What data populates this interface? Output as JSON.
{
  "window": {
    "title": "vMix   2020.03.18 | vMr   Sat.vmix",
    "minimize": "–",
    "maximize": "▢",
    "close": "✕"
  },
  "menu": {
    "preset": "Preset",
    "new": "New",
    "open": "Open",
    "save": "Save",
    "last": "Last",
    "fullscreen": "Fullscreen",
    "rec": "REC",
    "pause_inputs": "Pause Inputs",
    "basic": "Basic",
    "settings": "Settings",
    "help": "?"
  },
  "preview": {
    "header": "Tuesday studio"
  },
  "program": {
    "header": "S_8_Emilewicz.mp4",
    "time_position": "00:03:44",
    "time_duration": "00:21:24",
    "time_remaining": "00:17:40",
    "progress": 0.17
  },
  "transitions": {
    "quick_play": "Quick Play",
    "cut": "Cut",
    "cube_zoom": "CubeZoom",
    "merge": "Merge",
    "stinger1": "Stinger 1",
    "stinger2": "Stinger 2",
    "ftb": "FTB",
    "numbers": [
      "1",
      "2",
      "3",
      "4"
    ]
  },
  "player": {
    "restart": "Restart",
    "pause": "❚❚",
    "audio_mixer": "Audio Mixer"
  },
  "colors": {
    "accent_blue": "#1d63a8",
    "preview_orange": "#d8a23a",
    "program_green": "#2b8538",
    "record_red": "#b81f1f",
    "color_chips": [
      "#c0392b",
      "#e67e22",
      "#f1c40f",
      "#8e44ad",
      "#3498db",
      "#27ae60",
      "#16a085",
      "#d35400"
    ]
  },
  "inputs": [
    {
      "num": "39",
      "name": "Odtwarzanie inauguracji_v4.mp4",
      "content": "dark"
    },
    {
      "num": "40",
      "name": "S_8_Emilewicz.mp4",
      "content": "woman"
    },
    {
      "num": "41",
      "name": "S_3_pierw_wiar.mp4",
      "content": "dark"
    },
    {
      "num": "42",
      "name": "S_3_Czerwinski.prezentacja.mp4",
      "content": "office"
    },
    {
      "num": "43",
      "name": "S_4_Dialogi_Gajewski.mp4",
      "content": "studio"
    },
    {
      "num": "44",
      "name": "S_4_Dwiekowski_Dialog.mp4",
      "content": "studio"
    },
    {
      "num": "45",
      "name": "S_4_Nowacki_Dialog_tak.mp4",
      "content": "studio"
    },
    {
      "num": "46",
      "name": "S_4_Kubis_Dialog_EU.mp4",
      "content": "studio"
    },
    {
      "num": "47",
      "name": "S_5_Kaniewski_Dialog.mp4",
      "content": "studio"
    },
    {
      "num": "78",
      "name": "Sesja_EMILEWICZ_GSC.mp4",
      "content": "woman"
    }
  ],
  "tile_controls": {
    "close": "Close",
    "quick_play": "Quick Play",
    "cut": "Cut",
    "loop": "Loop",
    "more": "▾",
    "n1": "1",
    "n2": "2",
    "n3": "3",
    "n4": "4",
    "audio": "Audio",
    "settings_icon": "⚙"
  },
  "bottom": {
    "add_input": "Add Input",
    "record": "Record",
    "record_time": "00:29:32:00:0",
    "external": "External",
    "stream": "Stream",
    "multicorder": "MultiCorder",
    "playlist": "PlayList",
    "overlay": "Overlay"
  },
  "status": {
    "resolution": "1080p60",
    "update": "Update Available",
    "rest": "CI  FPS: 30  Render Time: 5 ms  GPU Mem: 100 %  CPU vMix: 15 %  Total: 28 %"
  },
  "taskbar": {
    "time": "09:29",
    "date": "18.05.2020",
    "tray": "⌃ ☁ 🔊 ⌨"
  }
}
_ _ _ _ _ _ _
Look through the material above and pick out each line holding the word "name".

      "name": "Odtwarzanie inauguracji_v4.mp4",
      "name": "S_8_Emilewicz.mp4",
      "name": "S_3_pierw_wiar.mp4",
      "name": "S_3_Czerwinski.prezentacja.mp4",
      "name": "S_4_Dialogi_Gajewski.mp4",
      "name": "S_4_Dwiekowski_Dialog.mp4",
      "name": "S_4_Nowacki_Dialog_tak.mp4",
      "name": "S_4_Kubis_Dialog_EU.mp4",
      "name": "S_5_Kaniewski_Dialog.mp4",
      "name": "Sesja_EMILEWICZ_GSC.mp4",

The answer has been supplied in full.